Work task >> Each line that contains "title" needs to be copied from the listing.

Material for this task >>
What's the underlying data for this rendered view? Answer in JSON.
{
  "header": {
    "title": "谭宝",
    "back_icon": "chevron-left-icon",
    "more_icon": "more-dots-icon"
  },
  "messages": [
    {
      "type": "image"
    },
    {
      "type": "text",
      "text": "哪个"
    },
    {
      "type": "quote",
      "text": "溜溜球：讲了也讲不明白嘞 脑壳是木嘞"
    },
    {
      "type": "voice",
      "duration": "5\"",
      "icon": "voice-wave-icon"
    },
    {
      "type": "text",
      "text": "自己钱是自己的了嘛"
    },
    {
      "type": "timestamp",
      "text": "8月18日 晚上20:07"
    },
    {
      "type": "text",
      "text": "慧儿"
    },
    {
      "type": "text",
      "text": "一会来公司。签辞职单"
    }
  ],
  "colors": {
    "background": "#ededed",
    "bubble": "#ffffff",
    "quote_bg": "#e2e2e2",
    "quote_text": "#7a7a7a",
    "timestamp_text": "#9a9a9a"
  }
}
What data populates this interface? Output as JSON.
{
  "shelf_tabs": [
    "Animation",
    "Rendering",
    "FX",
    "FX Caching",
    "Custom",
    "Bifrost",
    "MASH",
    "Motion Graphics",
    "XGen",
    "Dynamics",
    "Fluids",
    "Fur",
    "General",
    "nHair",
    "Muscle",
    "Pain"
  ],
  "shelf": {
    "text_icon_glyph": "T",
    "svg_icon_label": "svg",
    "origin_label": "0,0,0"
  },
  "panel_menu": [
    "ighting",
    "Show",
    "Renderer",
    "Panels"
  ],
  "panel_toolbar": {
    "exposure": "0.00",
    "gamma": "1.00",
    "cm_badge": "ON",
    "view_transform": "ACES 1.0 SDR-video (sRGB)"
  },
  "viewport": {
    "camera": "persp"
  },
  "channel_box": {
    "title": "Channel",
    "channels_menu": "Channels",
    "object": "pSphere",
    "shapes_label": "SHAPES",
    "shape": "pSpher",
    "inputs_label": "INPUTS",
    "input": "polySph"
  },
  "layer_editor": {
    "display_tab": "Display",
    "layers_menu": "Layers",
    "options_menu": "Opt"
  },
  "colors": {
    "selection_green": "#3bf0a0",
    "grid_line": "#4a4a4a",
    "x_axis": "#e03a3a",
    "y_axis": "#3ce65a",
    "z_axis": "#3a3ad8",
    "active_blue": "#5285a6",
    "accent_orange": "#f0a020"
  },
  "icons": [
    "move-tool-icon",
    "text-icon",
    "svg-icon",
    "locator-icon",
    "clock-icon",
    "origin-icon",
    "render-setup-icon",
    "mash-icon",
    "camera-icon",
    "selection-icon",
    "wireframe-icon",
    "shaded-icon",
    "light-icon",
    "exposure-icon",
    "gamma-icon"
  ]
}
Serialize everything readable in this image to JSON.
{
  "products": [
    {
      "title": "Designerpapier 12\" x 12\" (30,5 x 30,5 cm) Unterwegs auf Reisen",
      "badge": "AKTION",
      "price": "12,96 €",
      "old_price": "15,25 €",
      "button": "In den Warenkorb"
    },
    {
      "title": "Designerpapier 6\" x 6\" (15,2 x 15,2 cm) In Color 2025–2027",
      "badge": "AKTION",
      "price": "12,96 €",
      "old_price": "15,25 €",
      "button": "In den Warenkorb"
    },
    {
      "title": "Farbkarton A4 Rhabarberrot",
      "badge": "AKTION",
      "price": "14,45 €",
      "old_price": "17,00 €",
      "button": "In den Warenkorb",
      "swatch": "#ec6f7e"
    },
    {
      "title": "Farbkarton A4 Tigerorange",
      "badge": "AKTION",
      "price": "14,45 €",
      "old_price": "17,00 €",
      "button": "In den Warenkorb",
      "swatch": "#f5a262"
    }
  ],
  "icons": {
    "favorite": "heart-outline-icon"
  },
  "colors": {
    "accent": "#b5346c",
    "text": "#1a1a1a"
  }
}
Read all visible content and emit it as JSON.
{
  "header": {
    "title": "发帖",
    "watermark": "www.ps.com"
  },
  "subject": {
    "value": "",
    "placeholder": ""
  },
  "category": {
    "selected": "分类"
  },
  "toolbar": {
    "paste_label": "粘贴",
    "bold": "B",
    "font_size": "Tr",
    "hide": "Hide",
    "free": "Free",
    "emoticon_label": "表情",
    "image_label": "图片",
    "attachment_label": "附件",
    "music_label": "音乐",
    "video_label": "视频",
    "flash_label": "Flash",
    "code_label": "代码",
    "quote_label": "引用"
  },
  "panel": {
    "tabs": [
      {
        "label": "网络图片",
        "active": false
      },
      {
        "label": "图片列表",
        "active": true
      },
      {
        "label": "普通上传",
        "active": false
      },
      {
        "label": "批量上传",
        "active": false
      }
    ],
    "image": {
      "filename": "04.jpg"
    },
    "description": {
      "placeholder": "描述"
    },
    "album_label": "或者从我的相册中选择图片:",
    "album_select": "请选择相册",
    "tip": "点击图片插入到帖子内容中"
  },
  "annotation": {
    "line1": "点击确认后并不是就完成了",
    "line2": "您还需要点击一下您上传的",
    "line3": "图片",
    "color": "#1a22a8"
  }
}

Expected output >>
    "title": "谭宝",
    "title": "Channel",
      "title": "Designerpapier 12\" x 12\" (30,5 x 30,5 cm) Unterwegs auf Reisen",
      "title": "Designerpapier 6\" x 6\" (15,2 x 15,2 cm) In Color 2025–2027",
      "title": "Farbkarton A4 Rhabarberrot",
      "title": "Farbkarton A4 Tigerorange",
    "title": "发帖",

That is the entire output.